How to complete this task – Type the data below again exactly. Omit all pictures.

___ Provided entries

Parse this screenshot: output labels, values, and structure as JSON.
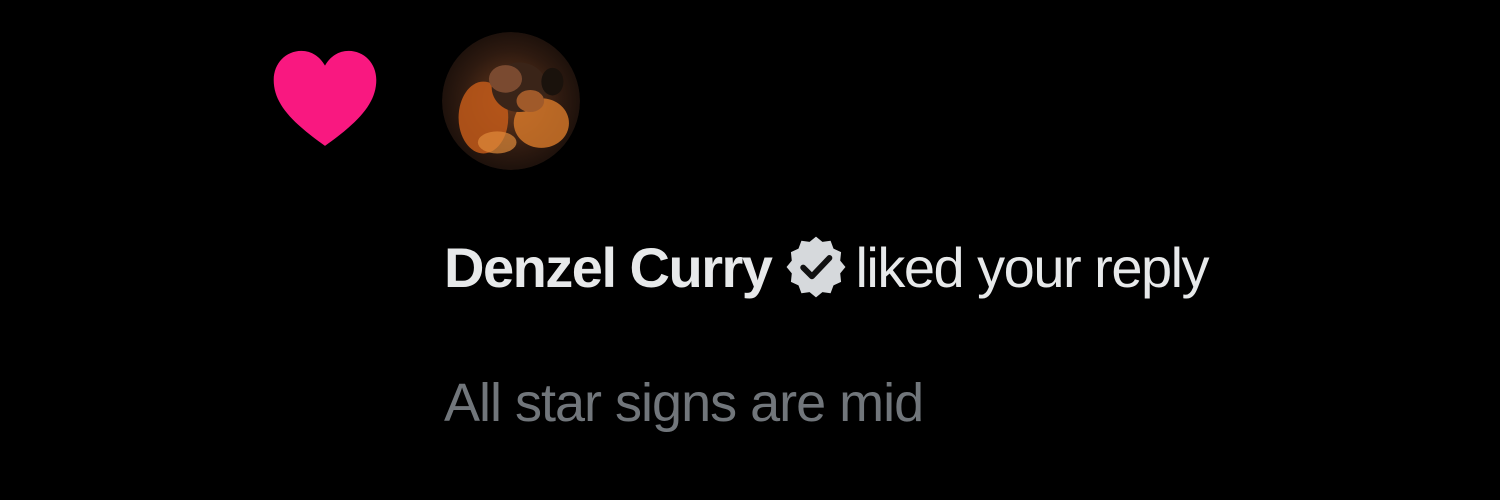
{
  "notification": {
    "type_icon": "heart-icon",
    "icon_color": "#f91880",
    "avatar_icon": "user-avatar",
    "user_name": "Denzel Curry",
    "verified_icon": "verified-badge-icon",
    "verified_color": "#d6d9dc",
    "action_text": "liked your reply",
    "reply_text": "All star signs are mid"
  },
  "colors": {
    "background": "#000000",
    "primary_text": "#e7e9ea",
    "secondary_text": "#71767b"
  }
}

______

Output of the task –
Parse this screenshot: output labels, values, and structure as JSON.
{
  "notification": {
    "type_icon": "heart-icon",
    "icon_color": "#f91880",
    "avatar_icon": "user-avatar",
    "user_name": "Denzel Curry",
    "verified_icon": "verified-badge-icon",
    "verified_color": "#d6d9dc",
    "action_text": "liked your reply",
    "reply_text": "All star signs are mid"
  },
  "colors": {
    "background": "#000000",
    "primary_text": "#e7e9ea",
    "secondary_text": "#71767b"
  }
}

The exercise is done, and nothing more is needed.